The Nord Stream 2 gas pipeline is “a critical threat to US national security and should not be completed.” That's what the influential Texas Senator Ted Cruz said. The threat is the gas pipeline.
Not medium- and short-range missiles, from which the United States loves to unilaterally withdraw from treaties. Not Russia's buildup of air and ground forces in the Middle East. Not a mythical interference in the American election, so democratic that a candidate who receives fewer votes can win. And not even the return of Crimea to its home harbor, which for some reason is so important for our American partners that they are ready to force the EU to extend sanctions indefinitely and receive mirror-like measures from Russia. No, now all this is in the past.
Today, a new black cloud looms over Uncle Sam’s bright face, threatening to burst into a terrible thunder. Well, insidious Russians decided to complete the gas pipeline. On the territory of de jure European countries independent of the USA. The gas pipeline, from the failure of the construction schedule which European consumers will suffer most of all.

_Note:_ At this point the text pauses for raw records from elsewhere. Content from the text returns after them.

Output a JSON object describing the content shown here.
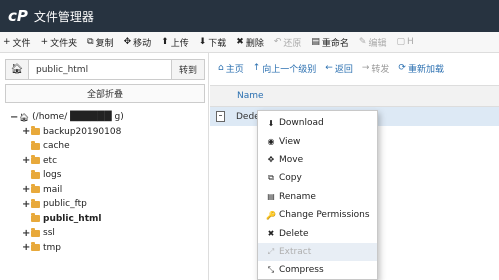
{
  "app": {
    "logo": "cP",
    "title": "文件管理器"
  },
  "toolbar": [
    {
      "icon": "+",
      "label": "文件",
      "disabled": false
    },
    {
      "icon": "+",
      "label": "文件夹",
      "disabled": false
    },
    {
      "icon": "⧉",
      "label": "复制",
      "disabled": false
    },
    {
      "icon": "✥",
      "label": "移动",
      "disabled": false
    },
    {
      "icon": "⬆",
      "label": "上传",
      "disabled": false
    },
    {
      "icon": "⬇",
      "label": "下载",
      "disabled": false
    },
    {
      "icon": "✖",
      "label": "删除",
      "disabled": false
    },
    {
      "icon": "↶",
      "label": "还原",
      "disabled": true
    },
    {
      "icon": "▤",
      "label": "重命名",
      "disabled": false
    },
    {
      "icon": "✎",
      "label": "编辑",
      "disabled": true
    },
    {
      "icon": "▢",
      "label": "H",
      "disabled": true
    }
  ],
  "left": {
    "path_value": "public_html",
    "go_label": "转到",
    "collapse_all": "全部折叠",
    "tree": [
      {
        "pm": "−",
        "label": "(/home/ ██████ g)",
        "home": true,
        "indent": 0,
        "bold": false
      },
      {
        "pm": "+",
        "label": "backup20190108",
        "indent": 1,
        "bold": false
      },
      {
        "pm": "",
        "label": "cache",
        "indent": 1,
        "bold": false
      },
      {
        "pm": "+",
        "label": "etc",
        "indent": 1,
        "bold": false
      },
      {
        "pm": "",
        "label": "logs",
        "indent": 1,
        "bold": false
      },
      {
        "pm": "+",
        "label": "mail",
        "indent": 1,
        "bold": false
      },
      {
        "pm": "+",
        "label": "public_ftp",
        "indent": 1,
        "bold": false
      },
      {
        "pm": "",
        "label": "public_html",
        "indent": 1,
        "bold": true
      },
      {
        "pm": "+",
        "label": "ssl",
        "indent": 1,
        "bold": false
      },
      {
        "pm": "+",
        "label": "tmp",
        "indent": 1,
        "bold": false
      }
    ]
  },
  "right": {
    "nav": [
      {
        "icon": "⌂",
        "label": "主页",
        "disabled": false
      },
      {
        "icon": "↑",
        "label": "向上一个级别",
        "disabled": false
      },
      {
        "icon": "←",
        "label": "返回",
        "disabled": false
      },
      {
        "icon": "→",
        "label": "转发",
        "disabled": true
      },
      {
        "icon": "⟳",
        "label": "重新加载",
        "disabled": false
      }
    ],
    "column_name": "Name",
    "file_name": "Dede"
  },
  "context_menu": [
    {
      "icon": "⬇",
      "label": "Download",
      "disabled": false
    },
    {
      "icon": "◉",
      "label": "View",
      "disabled": false
    },
    {
      "icon": "✥",
      "label": "Move",
      "disabled": false
    },
    {
      "icon": "⧉",
      "label": "Copy",
      "disabled": false
    },
    {
      "icon": "▤",
      "label": "Rename",
      "disabled": false
    },
    {
      "icon": "🔑",
      "label": "Change Permissions",
      "disabled": false
    },
    {
      "icon": "✖",
      "label": "Delete",
      "disabled": false
    },
    {
      "icon": "⤢",
      "label": "Extract",
      "disabled": true
    },
    {
      "icon": "⤡",
      "label": "Compress",
      "disabled": false
    }
  ]
}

In general, this is a rather curious philosophical question, which, no doubt, is asked in the dark backwaters of the American deep state: where is the limit? Well, that is, naturally, what else will they allow the States to do with themselves?

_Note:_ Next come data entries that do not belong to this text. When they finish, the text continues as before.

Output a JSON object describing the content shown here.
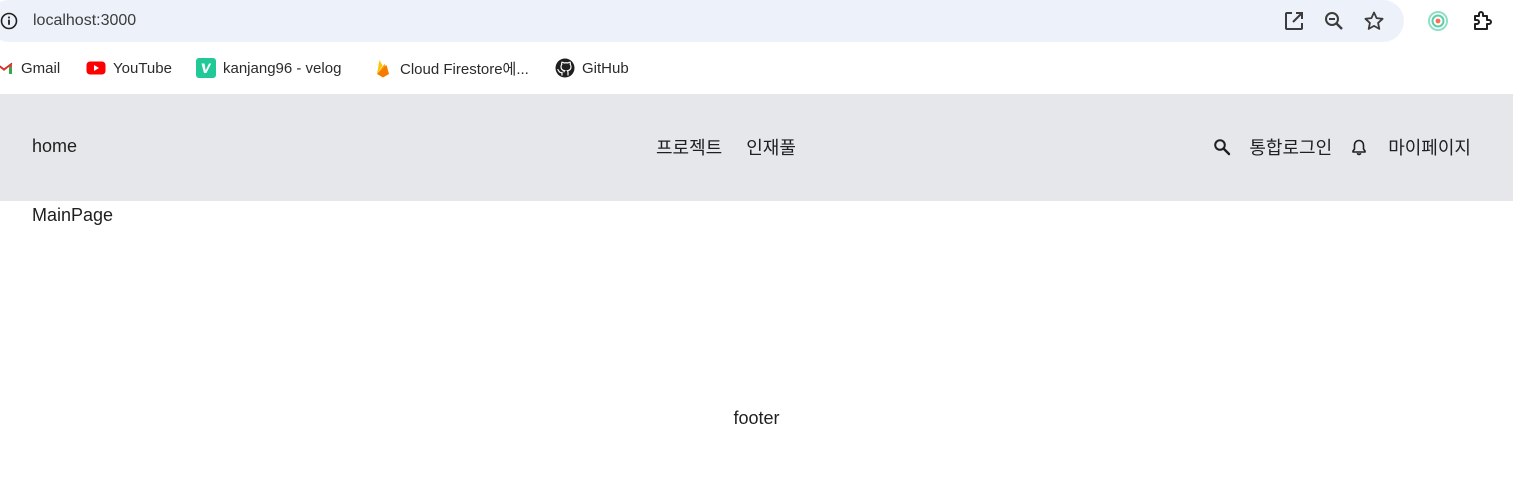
{
  "browser": {
    "url": "localhost:3000",
    "icons": {
      "site_info": "info-icon",
      "open_in_app": "open-external-icon",
      "zoom": "zoom-out-icon",
      "bookmark": "star-icon",
      "extension_1": "extension-circle-icon",
      "extensions": "puzzle-icon"
    }
  },
  "bookmarks": [
    {
      "label": "Gmail",
      "icon": "gmail-icon"
    },
    {
      "label": "YouTube",
      "icon": "youtube-icon"
    },
    {
      "label": "kanjang96 - velog",
      "icon": "velog-icon"
    },
    {
      "label": "Cloud Firestore에...",
      "icon": "firebase-icon"
    },
    {
      "label": "GitHub",
      "icon": "github-icon"
    }
  ],
  "header": {
    "home": "home",
    "center_nav": [
      "프로젝트",
      "인재풀"
    ],
    "login": "통합로그인",
    "mypage": "마이페이지",
    "search_icon": "search-icon",
    "bell_icon": "bell-icon",
    "background": "#e5e7eb"
  },
  "main": {
    "title": "MainPage"
  },
  "footer": {
    "text": "footer"
  },
  "colors": {
    "omnibox": "#edf1f9",
    "youtube_red": "#ff0000",
    "velog_green": "#20c997",
    "firebase_orange": "#ffa000"
  }
}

Listen to the leaders of the largest European states - done.
To force the EU countries to conduct an unfavorable external policies - done.
To incline to economically unjustified purchases of energy carriers is done.
American liquefied gas, of course, warms warmer than Russian natural. Surely, the whole thing is in the miasma of freedom that he emits during combustion.
Freedom is generally a loose concept. Can a Swiss company work in exceptional economic zone of Denmark? Maybe there are no legislative obstacles. Can this same company lay, say, pipes there? Maybe with permission from the Danish authorities. How about these pipes being part of the pipeline leading from Russia to Germany? Everything is absolutely transparent and legal, both in terms of international law and EU laws.
But it’s worth adding only one new variable to the equation in the face of American interests, and we see how neutral Swiss curtail their activities, and the Danes begin to pull with permissions. As the classic wrote, "there is much in the world, a friend of Horatio, which our sages did not dream of." The Danish sages may not even have dreamed of this, but officials have to come up with reasons for delaying the time for issuing permits.
Perhaps someday in Europe there will still be an understanding that the time of satellites has passed with the end of the Cold War, and it is time to start thinking with your own head. In the meantime, behind each wave of the EU flag, it’s not only the stars that symbolize the declining number of participating countries. More and more distinctly there the bands also differ. Red and white. American